It is my third birthday party and all of my friends and family are with me in our backyard. My relatives, specifically the older ones, are swarming around me, extending happy birthday wishes to me and pinching my cheeks. My friends are running around, having a good time and eating the cake that has just been brought out. Suddenly, from the front yard of my house appears Simba the lion, of the Disney movie, Lion King. I now know that this Simba was simply two clowns dressed in a costume. Simba came into the backyard and just as he moved into the center of the party my father picked me up and put me on Simba’s back
One of the reasons why I have a memory of an event that took place at such an early age, and one which is so vivid in detail, might be due to the fact that my parents have told me about it repeatedly. This may have caused me to create a false memory and to think of it as my own. This process, by which outside information is acquired and affects or even creates a memory, is called interference, as is mentioned in the article, Eyewitness Testimony, and Assassination Research. In this article it is shown that interference was the main reason for the more than 400 different eyewitness testimonies of the shooting of JFK.
Another reason why the aforementioned birthday party is my earliest memory might be because it was such a happy memory that I valued it tremendously and therefore revisited/remembered it often. As Susan Engle writes, “memories that one used often tend to be recalled better than those to which one rarely refers (Engel 5). Since Simba was my favorite Disney character, I constantly revisited that memory and by doing so, I made that memory so strong that, even now, sixteen years later, it remains with me, as opposed to other events which happened in that same time frame and of which I have no recollection.
Additionally, this memory might remain with me, due to the fact that it is an episodic memory, as mentioned in Daniel Schachter’s writing Searching for Memory an episodic memory “allows us explicitly to recall the personal incidents that uniquely define our lives” (Schachter 17). At the time of the event I was being treated with love and respect by everyone present and as I was seated atop Simba I felt superior to everyone who was there. Adults and children alike approached me and all were expected to say “happy birthday” and to hand presents to me. In my mind I was the envy of all of my friends. I knew that they were amazed to see me sitting on the lion and it made me feel as if I was the most important person in the world.
The memory of this birthday party could well be the defining moment of my life because it fits in with my egocentric personality. And I felt then, as I do now, that I was entitled to all of that attention. It is possible that I subconsciously look for and wish to receive that same level of love, respect and admiration in my life today.

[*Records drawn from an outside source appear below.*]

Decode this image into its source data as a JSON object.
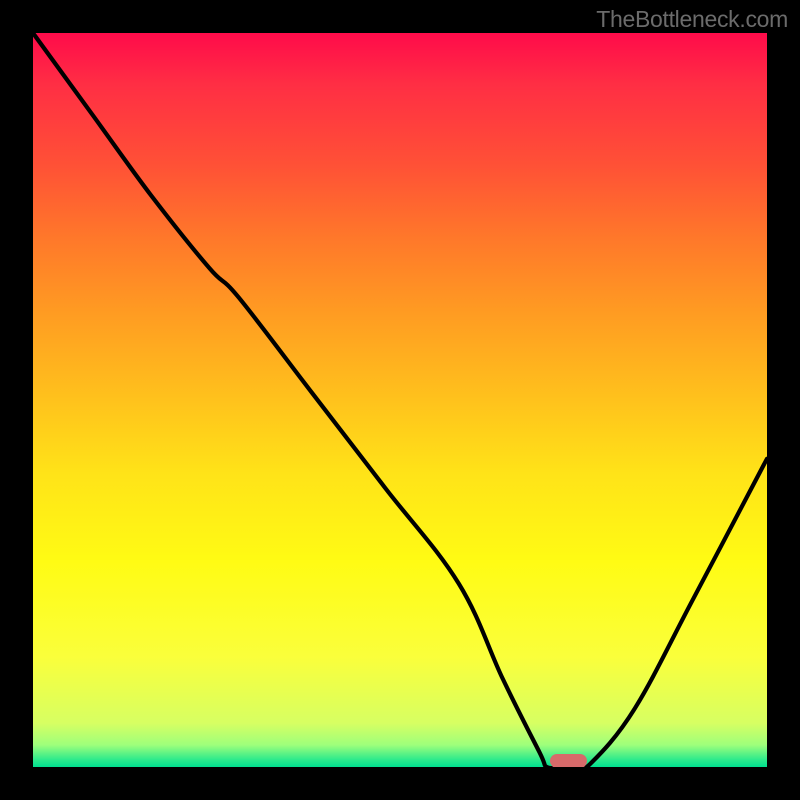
{
  "attribution": "TheBottleneck.com",
  "colors": {
    "background": "#000000",
    "pill": "#d76a6a",
    "curve": "#000000",
    "gradient_stops": [
      "#ff0b4a",
      "#ff2e44",
      "#ff5136",
      "#ff782a",
      "#ff9b22",
      "#ffc21c",
      "#ffe318",
      "#fffb14",
      "#faff3b",
      "#d7ff62",
      "#9eff7b",
      "#2dea8c",
      "#00e08f"
    ]
  },
  "chart_data": {
    "type": "line",
    "title": "",
    "xlabel": "",
    "ylabel": "",
    "xlim": [
      0,
      100
    ],
    "ylim": [
      0,
      100
    ],
    "note": "Background vertical heat gradient red→green; single black curve; red-pink pill marker near minimum.",
    "series": [
      {
        "name": "bottleneck-curve",
        "x": [
          0,
          8,
          16,
          24,
          28,
          38,
          48,
          58,
          64,
          69,
          70,
          72,
          74,
          76,
          82,
          90,
          100
        ],
        "values": [
          100,
          89,
          78,
          68,
          64,
          51,
          38,
          25,
          12,
          2,
          0,
          0,
          0,
          0.5,
          8,
          23,
          42
        ]
      }
    ],
    "marker": {
      "name": "optimal-point-pill",
      "x_center": 73,
      "y_center": 0.8,
      "width_pct": 5.0,
      "height_pct": 2.0
    }
  }
}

1) Dennis Ford and Mark Zaid, Eyewitness Testimony, and Assasination Research
, website, 1993, http://mcadams.posc.mu.edu/zaid.htm
2) Susan Engel, Where Memory Begins, Book,1996
3) Daniel schachter, Searching for memory, Book